*** Opening DATA SUPPLIED ***
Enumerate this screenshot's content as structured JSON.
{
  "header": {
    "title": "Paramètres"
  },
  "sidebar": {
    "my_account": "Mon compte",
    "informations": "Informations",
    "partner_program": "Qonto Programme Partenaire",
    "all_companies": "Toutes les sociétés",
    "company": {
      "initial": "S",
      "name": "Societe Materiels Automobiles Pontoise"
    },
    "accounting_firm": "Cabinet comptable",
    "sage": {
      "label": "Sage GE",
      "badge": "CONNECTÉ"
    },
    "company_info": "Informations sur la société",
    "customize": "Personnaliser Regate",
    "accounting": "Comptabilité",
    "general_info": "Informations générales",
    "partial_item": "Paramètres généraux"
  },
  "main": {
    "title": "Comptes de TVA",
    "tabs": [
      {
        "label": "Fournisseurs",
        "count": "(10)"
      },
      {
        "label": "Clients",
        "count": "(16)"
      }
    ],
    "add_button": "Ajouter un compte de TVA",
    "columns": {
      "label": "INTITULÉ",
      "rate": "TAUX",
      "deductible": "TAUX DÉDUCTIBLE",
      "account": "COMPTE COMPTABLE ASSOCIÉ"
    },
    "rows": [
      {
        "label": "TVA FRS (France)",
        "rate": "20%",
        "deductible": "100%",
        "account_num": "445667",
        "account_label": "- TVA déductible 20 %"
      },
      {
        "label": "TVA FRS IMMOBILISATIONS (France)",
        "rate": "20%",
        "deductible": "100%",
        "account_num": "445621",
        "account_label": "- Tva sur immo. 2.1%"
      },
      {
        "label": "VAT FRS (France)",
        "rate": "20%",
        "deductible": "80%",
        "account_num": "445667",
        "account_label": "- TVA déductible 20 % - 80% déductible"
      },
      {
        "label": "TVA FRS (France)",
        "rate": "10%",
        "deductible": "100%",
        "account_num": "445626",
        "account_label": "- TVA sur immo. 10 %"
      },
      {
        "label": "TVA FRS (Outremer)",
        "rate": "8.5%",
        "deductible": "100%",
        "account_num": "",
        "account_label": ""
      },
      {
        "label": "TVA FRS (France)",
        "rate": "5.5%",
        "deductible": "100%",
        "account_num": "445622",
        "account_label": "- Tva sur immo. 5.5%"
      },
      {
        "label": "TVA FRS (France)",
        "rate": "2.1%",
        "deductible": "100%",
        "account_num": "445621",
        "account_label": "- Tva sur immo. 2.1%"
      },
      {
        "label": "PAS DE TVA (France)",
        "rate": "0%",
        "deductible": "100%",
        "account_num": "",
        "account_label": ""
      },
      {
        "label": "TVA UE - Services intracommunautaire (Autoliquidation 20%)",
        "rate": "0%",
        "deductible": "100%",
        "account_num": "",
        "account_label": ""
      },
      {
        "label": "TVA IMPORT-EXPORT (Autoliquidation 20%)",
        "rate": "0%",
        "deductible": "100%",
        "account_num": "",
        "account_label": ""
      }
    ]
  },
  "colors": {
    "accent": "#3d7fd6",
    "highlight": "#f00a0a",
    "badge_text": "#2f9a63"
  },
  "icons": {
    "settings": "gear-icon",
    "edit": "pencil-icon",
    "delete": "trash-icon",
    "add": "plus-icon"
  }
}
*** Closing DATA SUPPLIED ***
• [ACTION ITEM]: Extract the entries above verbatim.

• [PROBLEM SOLUTION]:
Enumerate this screenshot's content as structured JSON.
{
  "header": {
    "title": "Paramètres"
  },
  "sidebar": {
    "my_account": "Mon compte",
    "informations": "Informations",
    "partner_program": "Qonto Programme Partenaire",
    "all_companies": "Toutes les sociétés",
    "company": {
      "initial": "S",
      "name": "Societe Materiels Automobiles Pontoise"
    },
    "accounting_firm": "Cabinet comptable",
    "sage": {
      "label": "Sage GE",
      "badge": "CONNECTÉ"
    },
    "company_info": "Informations sur la société",
    "customize": "Personnaliser Regate",
    "accounting": "Comptabilité",
    "general_info": "Informations générales",
    "partial_item": "Paramètres généraux"
  },
  "main": {
    "title": "Comptes de TVA",
    "tabs": [
      {
        "label": "Fournisseurs",
        "count": "(10)"
      },
      {
        "label": "Clients",
        "count": "(16)"
      }
    ],
    "add_button": "Ajouter un compte de TVA",
    "columns": {
      "label": "INTITULÉ",
      "rate": "TAUX",
      "deductible": "TAUX DÉDUCTIBLE",
      "account": "COMPTE COMPTABLE ASSOCIÉ"
    },
    "rows": [
      {
        "label": "TVA FRS (France)",
        "rate": "20%",
        "deductible": "100%",
        "account_num": "445667",
        "account_label": "- TVA déductible 20 %"
      },
      {
        "label": "TVA FRS IMMOBILISATIONS (France)",
        "rate": "20%",
        "deductible": "100%",
        "account_num": "445621",
        "account_label": "- Tva sur immo. 2.1%"
      },
      {
        "label": "VAT FRS (France)",
        "rate": "20%",
        "deductible": "80%",
        "account_num": "445667",
        "account_label": "- TVA déductible 20 % - 80% déductible"
      },
      {
        "label": "TVA FRS (France)",
        "rate": "10%",
        "deductible": "100%",
        "account_num": "445626",
        "account_label": "- TVA sur immo. 10 %"
      },
      {
        "label": "TVA FRS (Outremer)",
        "rate": "8.5%",
        "deductible": "100%",
        "account_num": "",
        "account_label": ""
      },
      {
        "label": "TVA FRS (France)",
        "rate": "5.5%",
        "deductible": "100%",
        "account_num": "445622",
        "account_label": "- Tva sur immo. 5.5%"
      },
      {
        "label": "TVA FRS (France)",
        "rate": "2.1%",
        "deductible": "100%",
        "account_num": "445621",
        "account_label": "- Tva sur immo. 2.1%"
      },
      {
        "label": "PAS DE TVA (France)",
        "rate": "0%",
        "deductible": "100%",
        "account_num": "",
        "account_label": ""
      },
      {
        "label": "TVA UE - Services intracommunautaire (Autoliquidation 20%)",
        "rate": "0%",
        "deductible": "100%",
        "account_num": "",
        "account_label": ""
      },
      {
        "label": "TVA IMPORT-EXPORT (Autoliquidation 20%)",
        "rate": "0%",
        "deductible": "100%",
        "account_num": "",
        "account_label": ""
      }
    ]
  },
  "colors": {
    "accent": "#3d7fd6",
    "highlight": "#f00a0a",
    "badge_text": "#2f9a63"
  },
  "icons": {
    "settings": "gear-icon",
    "edit": "pencil-icon",
    "delete": "trash-icon",
    "add": "plus-icon"
  }
}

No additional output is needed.